“What would you like to talk about today?” I asked Fiona, as she settled into the couch in my office. Her nine-year old body felt so tiny under my hands as I tucked the fleece blanket around her shoulders, as I always did when she came for her monthly counselling session. I couldn’t help but compare her little body to the sturdy frame of my robust nine-year old niece Hannah whose parents are alive and well.
“My dance performance was on Saturday,” she said, her large hazel eyes exuberant. Fiona had danced competitively since she was six years old. Her joie de vivre was irrepressible, even living with the enormity of her Mom’s death from cancer when she was five. “Dad said it was the best show yet.”
“He is so proud of you,” I said, knowing that he was proud of her and her twelve year-old sister Nicole for their capacity to enjoy life, in spite of their grief. He had not fared so well. His first priority two weeks after his wife’s death had been to find a live-in nanny. The grief exacerbated his workaholic nature, and four years after her death he worked twelve-hour days and most weekends. The death of one parent can prompt losing both, for a while, sometimes years; one parent lost to illness and the other to heartbreak.
“How has the rest of your month been?” I asked.
“Not good.” Fiona looked down at the floor. I waited for her to continue.
“Dad gets mad at Nicole all the time for not doing her homework or tidying her room,” she said quietly.
“Does that scare you?” I asked.
Fiona shook her head slowly and looked up at me. “I know he’s still sad about Mommy, and that’s why he gets mad. I just wish he’d be happy again like he used to be.
“The heart mends very slowly when someone we love dies, and actually never mends completely. We will always be a little sad, but we can also be happy again, in time,” I said.

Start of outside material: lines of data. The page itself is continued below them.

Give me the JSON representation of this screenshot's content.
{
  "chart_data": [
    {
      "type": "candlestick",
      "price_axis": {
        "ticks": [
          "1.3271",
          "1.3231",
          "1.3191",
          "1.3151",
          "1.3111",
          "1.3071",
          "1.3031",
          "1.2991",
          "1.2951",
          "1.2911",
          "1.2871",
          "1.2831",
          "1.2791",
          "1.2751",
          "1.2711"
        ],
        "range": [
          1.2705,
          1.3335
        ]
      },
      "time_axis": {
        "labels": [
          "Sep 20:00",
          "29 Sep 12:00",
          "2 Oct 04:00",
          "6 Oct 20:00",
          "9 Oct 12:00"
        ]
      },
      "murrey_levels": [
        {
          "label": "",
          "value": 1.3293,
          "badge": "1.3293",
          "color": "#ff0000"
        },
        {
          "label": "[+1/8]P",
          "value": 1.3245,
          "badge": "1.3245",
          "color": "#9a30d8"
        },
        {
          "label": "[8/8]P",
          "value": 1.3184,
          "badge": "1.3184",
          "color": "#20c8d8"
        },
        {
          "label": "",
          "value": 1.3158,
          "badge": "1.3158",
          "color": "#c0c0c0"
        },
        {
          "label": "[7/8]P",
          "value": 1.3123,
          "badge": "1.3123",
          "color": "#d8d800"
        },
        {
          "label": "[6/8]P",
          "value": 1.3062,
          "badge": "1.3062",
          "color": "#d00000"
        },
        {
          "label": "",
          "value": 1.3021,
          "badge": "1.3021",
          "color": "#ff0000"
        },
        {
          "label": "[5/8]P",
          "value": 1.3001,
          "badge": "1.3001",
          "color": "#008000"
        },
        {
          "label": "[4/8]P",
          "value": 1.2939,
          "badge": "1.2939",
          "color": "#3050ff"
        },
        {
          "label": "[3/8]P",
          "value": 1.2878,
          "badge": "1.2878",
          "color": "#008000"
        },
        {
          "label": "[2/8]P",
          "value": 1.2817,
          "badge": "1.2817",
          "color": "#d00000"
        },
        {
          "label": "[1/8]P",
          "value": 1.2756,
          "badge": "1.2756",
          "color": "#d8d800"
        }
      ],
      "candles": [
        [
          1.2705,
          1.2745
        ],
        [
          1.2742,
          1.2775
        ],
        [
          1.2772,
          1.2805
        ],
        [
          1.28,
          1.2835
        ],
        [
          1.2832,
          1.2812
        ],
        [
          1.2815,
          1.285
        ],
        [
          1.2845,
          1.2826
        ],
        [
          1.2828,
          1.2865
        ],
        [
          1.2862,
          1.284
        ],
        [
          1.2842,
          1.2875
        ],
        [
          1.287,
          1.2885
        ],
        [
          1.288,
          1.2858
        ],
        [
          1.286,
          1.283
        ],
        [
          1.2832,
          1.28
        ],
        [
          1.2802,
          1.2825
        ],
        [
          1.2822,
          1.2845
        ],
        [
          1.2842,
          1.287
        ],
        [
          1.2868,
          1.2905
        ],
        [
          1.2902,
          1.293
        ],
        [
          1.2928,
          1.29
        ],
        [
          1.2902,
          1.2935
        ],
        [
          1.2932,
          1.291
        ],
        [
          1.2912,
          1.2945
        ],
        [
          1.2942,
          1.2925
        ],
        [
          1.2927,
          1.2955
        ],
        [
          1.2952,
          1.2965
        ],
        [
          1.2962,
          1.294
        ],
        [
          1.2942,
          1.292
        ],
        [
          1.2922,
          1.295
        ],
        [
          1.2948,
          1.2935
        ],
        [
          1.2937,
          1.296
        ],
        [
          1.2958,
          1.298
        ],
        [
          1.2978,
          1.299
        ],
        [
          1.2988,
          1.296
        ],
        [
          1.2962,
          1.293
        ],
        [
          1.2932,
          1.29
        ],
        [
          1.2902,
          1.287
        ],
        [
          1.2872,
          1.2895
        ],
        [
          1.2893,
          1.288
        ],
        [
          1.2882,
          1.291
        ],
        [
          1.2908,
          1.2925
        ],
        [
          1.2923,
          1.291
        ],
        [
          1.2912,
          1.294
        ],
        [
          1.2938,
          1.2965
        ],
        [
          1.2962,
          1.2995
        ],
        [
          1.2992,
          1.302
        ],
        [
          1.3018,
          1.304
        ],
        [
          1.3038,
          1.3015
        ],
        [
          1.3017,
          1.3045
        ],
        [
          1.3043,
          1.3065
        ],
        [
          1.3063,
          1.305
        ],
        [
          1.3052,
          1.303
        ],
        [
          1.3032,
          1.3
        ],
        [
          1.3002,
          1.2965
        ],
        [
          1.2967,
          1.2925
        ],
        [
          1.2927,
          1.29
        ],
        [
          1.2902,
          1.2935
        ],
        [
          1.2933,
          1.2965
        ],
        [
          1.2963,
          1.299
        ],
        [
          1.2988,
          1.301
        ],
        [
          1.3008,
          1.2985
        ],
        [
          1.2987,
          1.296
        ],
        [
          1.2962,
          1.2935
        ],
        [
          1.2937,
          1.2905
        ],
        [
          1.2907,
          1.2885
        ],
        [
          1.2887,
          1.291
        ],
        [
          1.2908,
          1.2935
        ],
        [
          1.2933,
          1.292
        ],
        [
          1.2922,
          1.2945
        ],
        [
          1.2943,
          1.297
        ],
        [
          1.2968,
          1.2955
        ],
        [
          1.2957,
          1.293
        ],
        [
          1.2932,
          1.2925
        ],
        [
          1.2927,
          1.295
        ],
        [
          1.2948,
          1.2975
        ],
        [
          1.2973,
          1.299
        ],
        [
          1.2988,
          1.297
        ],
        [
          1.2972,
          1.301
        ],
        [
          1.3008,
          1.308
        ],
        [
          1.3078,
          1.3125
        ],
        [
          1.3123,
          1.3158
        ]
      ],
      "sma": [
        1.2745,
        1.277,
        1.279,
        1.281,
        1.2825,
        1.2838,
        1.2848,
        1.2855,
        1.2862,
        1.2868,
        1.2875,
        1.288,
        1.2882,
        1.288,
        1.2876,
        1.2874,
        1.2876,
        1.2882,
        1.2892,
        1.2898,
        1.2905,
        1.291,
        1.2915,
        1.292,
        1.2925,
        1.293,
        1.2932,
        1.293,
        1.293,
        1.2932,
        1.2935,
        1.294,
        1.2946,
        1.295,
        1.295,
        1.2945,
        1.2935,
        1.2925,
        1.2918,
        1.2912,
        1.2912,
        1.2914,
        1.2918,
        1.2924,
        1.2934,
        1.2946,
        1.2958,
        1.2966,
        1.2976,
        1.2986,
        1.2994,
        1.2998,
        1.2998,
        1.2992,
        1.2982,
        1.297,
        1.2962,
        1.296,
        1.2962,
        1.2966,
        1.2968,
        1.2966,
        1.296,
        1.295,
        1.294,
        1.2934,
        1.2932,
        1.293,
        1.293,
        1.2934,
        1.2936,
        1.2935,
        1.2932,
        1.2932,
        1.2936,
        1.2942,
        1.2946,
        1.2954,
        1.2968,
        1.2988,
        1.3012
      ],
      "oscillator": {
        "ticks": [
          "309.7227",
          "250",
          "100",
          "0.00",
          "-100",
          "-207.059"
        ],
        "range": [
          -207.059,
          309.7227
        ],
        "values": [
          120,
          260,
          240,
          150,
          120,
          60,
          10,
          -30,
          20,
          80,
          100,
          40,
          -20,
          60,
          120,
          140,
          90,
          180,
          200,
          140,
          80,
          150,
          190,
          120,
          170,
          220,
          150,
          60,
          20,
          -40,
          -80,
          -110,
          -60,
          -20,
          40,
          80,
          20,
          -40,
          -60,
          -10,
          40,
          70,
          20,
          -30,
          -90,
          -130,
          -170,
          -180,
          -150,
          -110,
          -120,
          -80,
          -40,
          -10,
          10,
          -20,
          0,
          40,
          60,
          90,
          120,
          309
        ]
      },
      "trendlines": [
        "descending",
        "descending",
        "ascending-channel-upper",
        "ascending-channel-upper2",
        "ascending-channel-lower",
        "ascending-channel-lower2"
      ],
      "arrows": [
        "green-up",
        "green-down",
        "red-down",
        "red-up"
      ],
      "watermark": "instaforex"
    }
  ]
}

“I think it helps him when I’m happy, especially when I’m dancing,” Fiona said. “I saw him in the front row and he kept waving at me and smiling, though it was kind of annoying too,” she said with a roll of her eyes.
Fiona’s resilience empowered her voice as she spoke about helping her Dad to be happy. Her inner strength had developed over her first five years of life from a secure, loving attachment to her parents, and a destiny that had its own plan for her, from before she was born. Even though her heart would never fully mend, its brokenness would fuel her happiness. Not everyone thrives after such an early and vast loss, but I knew Fiona would.
“Can we do the relaxation thing where you talk to me and hold my feet?” Fiona asked. She knew how to reach out for comfort, another good sign for her future.
“Of course,” I said. “Why don’t you lie down and I’ll put a pillow under your head.”
I wrapped the blanket again around her little body and she closed her eyes. I placed my hands on her feet and noticed her socks didn’t match.
The words of the loving-kindness meditation came easily to me for this little girl whom I'd known since her Mom became ill. “Fiona, may you be happy and peaceful,” I said. “May you be safe and protected from inner and outer harm.”
She had asked me what inner harm meant when she first heard the meditation. I explained how sometimes the voice inside my head talks to me harshly and says things like: You shouldn’t have done that. You’re so silly, or, you’re a mean person for saying that. I told her I had to learn to be kind to myself and she seemed to understand.
“May you live with ease and peace of mind,” I continued. “May you always know how much you are loved.”
Fiona smiled. “Now for Daddy, and then Nicole?”
“May Daddy be happy and peaceful. May Daddy be safe and protected……”
I continued until all the people Fiona wanted me to include were blessed.
“See you next month,” Fiona said, as she bounced down the stairs to find her nanny waiting in the lobby to drive her home for dinner.